Reasons for the study

Understanding the rate at which something occurs (e.g. per person or unit of time) is a core principle in epidemiology. Rates allow for meaningful comparisons of the risk of an event occurring among different segments of the labour market, including the risk of a work-related injury. For example, rates allow for risk-of-injury comparisons by gender, age, industry and/or size of workplace.

To calculate a rate, you need to know the number of people affected (the numerator) out of the possible number of people possibly affected (the denominator). The more accurate the denominator, the truer the rate. When calculating work-related injury risks, the denominator is the labour force or portion of the labour force of interest.

While both emergency department and workers’ compensation claims are sources of information on injury events in Ontario, only workers’ compensation data includes detailed information on relevant measures such as occupation, industry and workplace size. However, the challenge with workers’ compensation data as a source of injury information in Ontario is that not all labour force participants in the province are insured with the collector of this data—the Workplace Safety and Insurance Board (WSIB). As such, labour force estimates have to be adjusted for differential WSIB coverage before they are combined with workers’ compensation claims to produce rates of claims per worker or per hour worked.

It is also important to examine rates of workers’ compensation claims across different types of occupational exposures to inform prevention targets.
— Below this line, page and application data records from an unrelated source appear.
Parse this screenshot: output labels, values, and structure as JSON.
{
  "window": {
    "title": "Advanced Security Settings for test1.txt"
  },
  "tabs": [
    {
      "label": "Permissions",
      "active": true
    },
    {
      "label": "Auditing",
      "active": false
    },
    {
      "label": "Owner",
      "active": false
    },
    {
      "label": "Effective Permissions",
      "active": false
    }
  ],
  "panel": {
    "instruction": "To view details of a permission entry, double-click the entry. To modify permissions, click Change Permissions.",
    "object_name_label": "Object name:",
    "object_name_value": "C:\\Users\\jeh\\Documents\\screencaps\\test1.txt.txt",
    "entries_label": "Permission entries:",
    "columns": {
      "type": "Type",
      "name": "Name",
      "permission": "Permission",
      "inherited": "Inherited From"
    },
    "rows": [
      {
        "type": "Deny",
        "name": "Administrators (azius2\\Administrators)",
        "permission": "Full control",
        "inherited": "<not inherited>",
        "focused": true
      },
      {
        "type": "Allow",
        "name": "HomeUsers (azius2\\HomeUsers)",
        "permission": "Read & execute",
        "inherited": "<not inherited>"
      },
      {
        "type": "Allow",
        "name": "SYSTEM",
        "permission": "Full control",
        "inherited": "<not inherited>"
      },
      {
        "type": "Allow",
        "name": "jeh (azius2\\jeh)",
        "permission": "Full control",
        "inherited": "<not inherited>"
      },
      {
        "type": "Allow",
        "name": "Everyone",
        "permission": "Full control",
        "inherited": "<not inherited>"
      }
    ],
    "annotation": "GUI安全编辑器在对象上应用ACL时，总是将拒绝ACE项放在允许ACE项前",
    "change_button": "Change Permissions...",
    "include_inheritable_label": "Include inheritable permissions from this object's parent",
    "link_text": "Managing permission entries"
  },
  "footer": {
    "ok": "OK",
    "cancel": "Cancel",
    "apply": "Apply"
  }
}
Available sources of information on occupational exposures have to be linked to Canadian occupational coding standards to enable them to be used in estimating claim rates.
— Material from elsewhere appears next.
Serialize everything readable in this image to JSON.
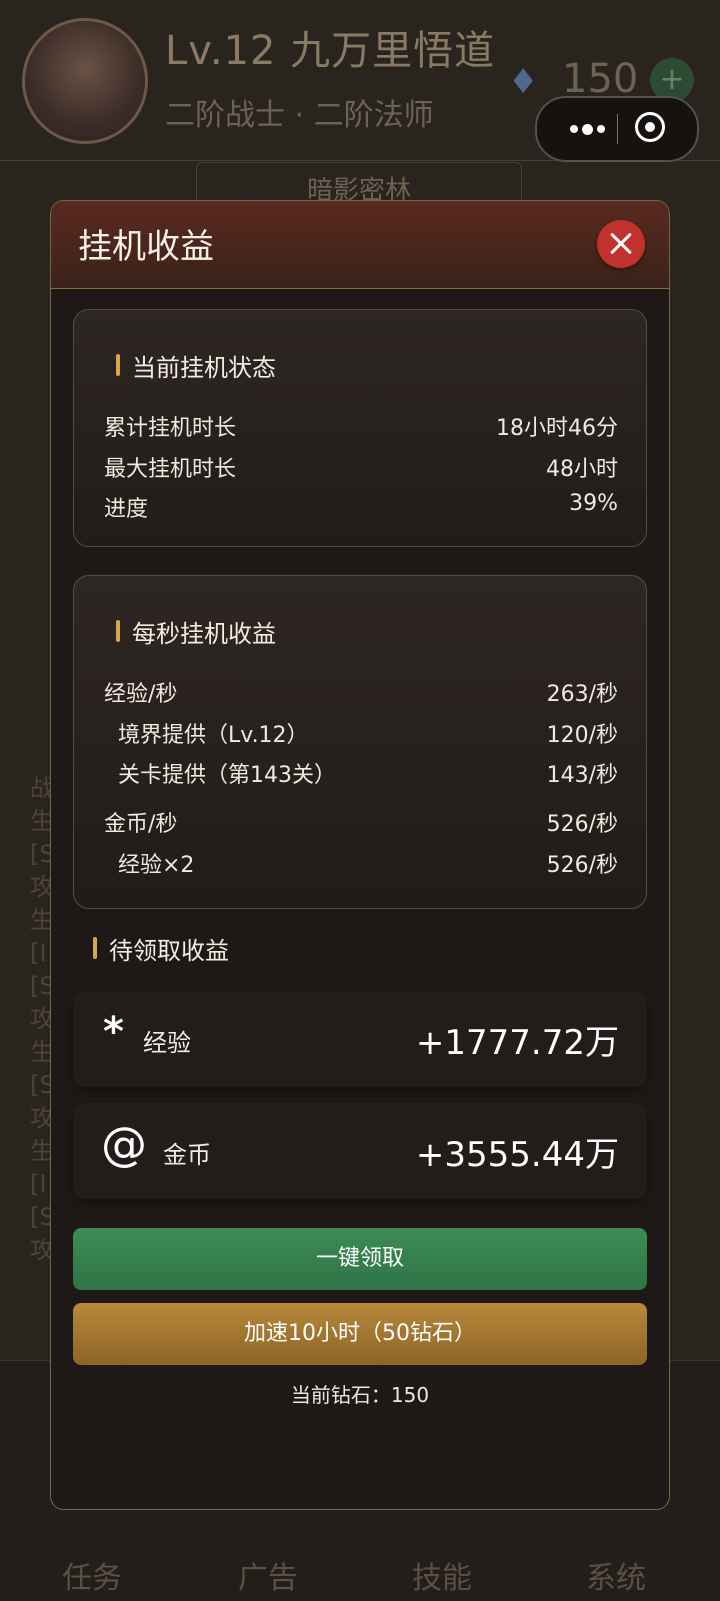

This project aims to enhance denominator information related to Ontario's labour force in order to provide more robust rates of workplace injury.

Objectives of the study

  • Estimate rates of workers’ compensation claims and emergency department visits in the Ontario labour market 

Target audience

MLITSD; OHS policy-makers and decision-makers in Ontario; employers, workers, labour representatives and OHS professionals

Project status


Research team

Collaborators and partners

Ministory of Labour, Immigration, Training and Skills Development (MLITSD) Prevention Division and Data Analytics and Research Branch; WSIB Advanced Analytics

Funded by

Ontario Ministry of Labour, Immigration, Training and Skills Development